Friday, May 14, 1948: At 4 pm, eight hours before the British Mandate in Palestine (Eretz Israel) was to expire, members of the Provisional State Council and the Provisional Government, and leaders of the Jewish Community in Eretz, Israel, gathered in the hall. Some 350 exhilarated people listened as David Ben Gurion, chairman of the Provisional Government, the Jewish Agency, and the World Zionist Organization, declared the establishment of the State of Israel.
Excerpt from the Independence Hall brochure.
Unfortunately, the very next day on May 15, 1948, the ongoing civil war transformed into an interstate conflict between Israel and the Arab states (more).
On November 3, a sandstorm blew into Israel from Saudi Arabia. The bad air lasted several days. We stayed indoors as much as possible, but going outside was unavoidable (we needed to at least eat) and uncomfortable, but injected some Lawrence-of-Arabia-style authenticity into our trip to the Middle East.
According to the Israeli Meteorological Service, strong eastern winds are blowing from the north of Saudi Arabia and are raising huge brown clouds of dust toward Israel.
The Times of Israel.
Speaking of eating, Israel and especially Tel Aviv have excellent vegetarian and vegan food. The vegetables are fresh and clean, beautifully prepared, and so tasty! Tel Aviv has many vegan and vegetarian restaurants, but you can also get vegetarian food at many regular restaurants. The wide availability of vegetables is due to Kosher laws. Restaurants that serve dairy include vegetables because dairy cannot be served with meat.
Beit Hatfutsot Museum

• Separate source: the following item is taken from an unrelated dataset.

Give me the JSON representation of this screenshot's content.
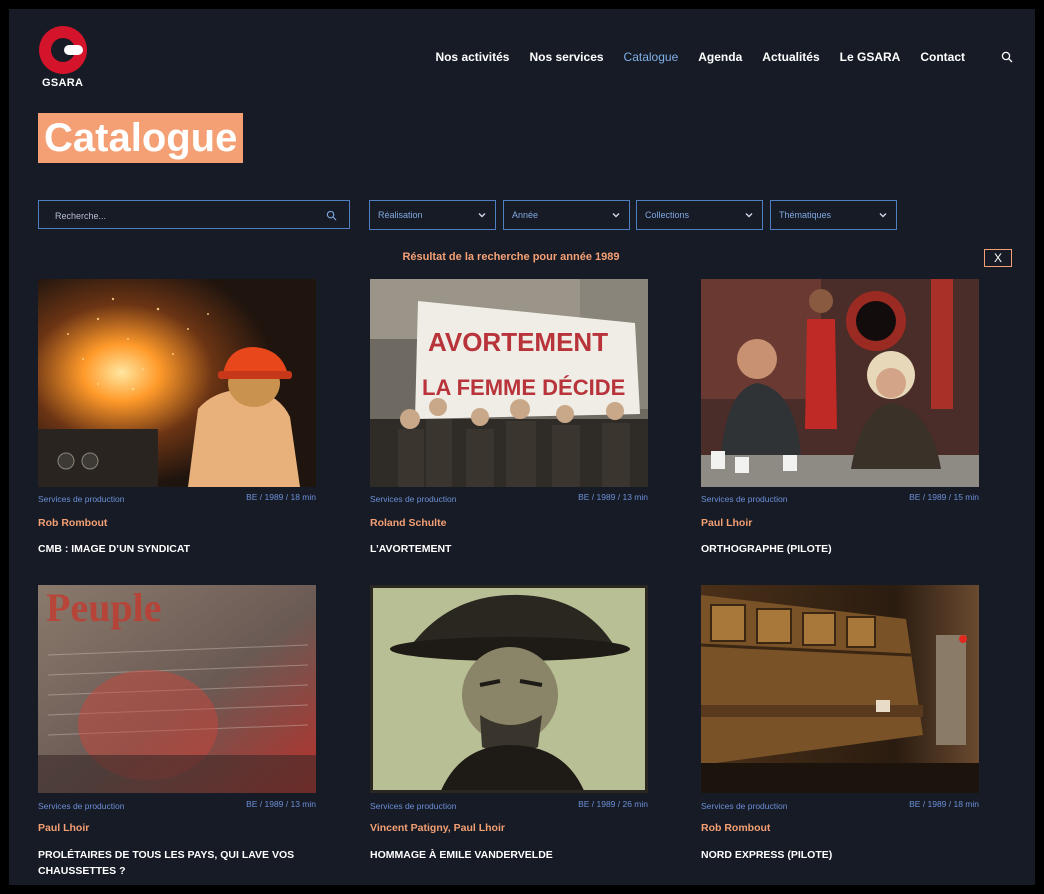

Tel Aviv University has the wonderful Beit Hatfutsot museum that is open to the public for a small fee. It covers the history and culture of the Jewish people throughout the world, and has an excellent Jewish music archive. We spent some time listening to selections from the music archive. They weren’t for sale, but the museum’s gift shop had some CDs with traditional Jewish music.
The university is home to several feral cats who enter and exit the museum as visitors open and close the doors. The cats wander the museum lobby and cafe areas, and make themselves at home on the chairs and couches provided for museum guests with tired feet.
I suppose the cats see themselves as guests . . . .
While based in Tel Aviv, our guide, Amikam Yechezkely, took us on the following day trips to the north.
Caesarea National Park
An historic town in Israel located mid-way between Tel Aviv and Haifa, on the Israeli coastal plain near the city of Hadera (more).
The museum featured holographic exhibits using actors and dialog to portray historic figures such as King Herod, Rabbi Akiva, the Apostle Paul, and Saladin. The holograms provide a sense of what each might have been like, and delve into the history of their times. You can also ask the holograms questions, and they explain the history from their point of view.
Haifa and the Bahá’í Gardens
Haifa with its amazing views of the Mediterranean Sea, fresh air, and the beautiful Bahá’í Gardens, is an invigorating stop.
We strolled The terraced gardens and meticulously manicured gardens, and then drove up the hill for a panoramic view of the city, the sea, and the sunshine (more).
Old City of Acre
A city in the northern coastal plain region of northern Israel at the northern extremity of Haifa Bay. Acre preserves the remains of its medieval Crusader buildings beneath the existing Muslim fortified town dating from the 18th and 19th centuries (more).
There is a clothing and sundries market on one side of the fortress with cafes. Makes for a good place to browse, relax, and enjoy some baklava.
Meeting an Old Friend and his Wife
My husband had worked an Israeli man named Ehud on ham radio about 23 years ago, and sent him a QSL (confirming our two-way radio contact) card and wrote on it that “I promise that we will visit some day.”
After all of these years, he had moved, but Jeffrey got his email address from an online source for ham radio operators. So, we met up in Tel Aviv and spent the day with him and his wife, Yam, whose name in Hebrew means sea.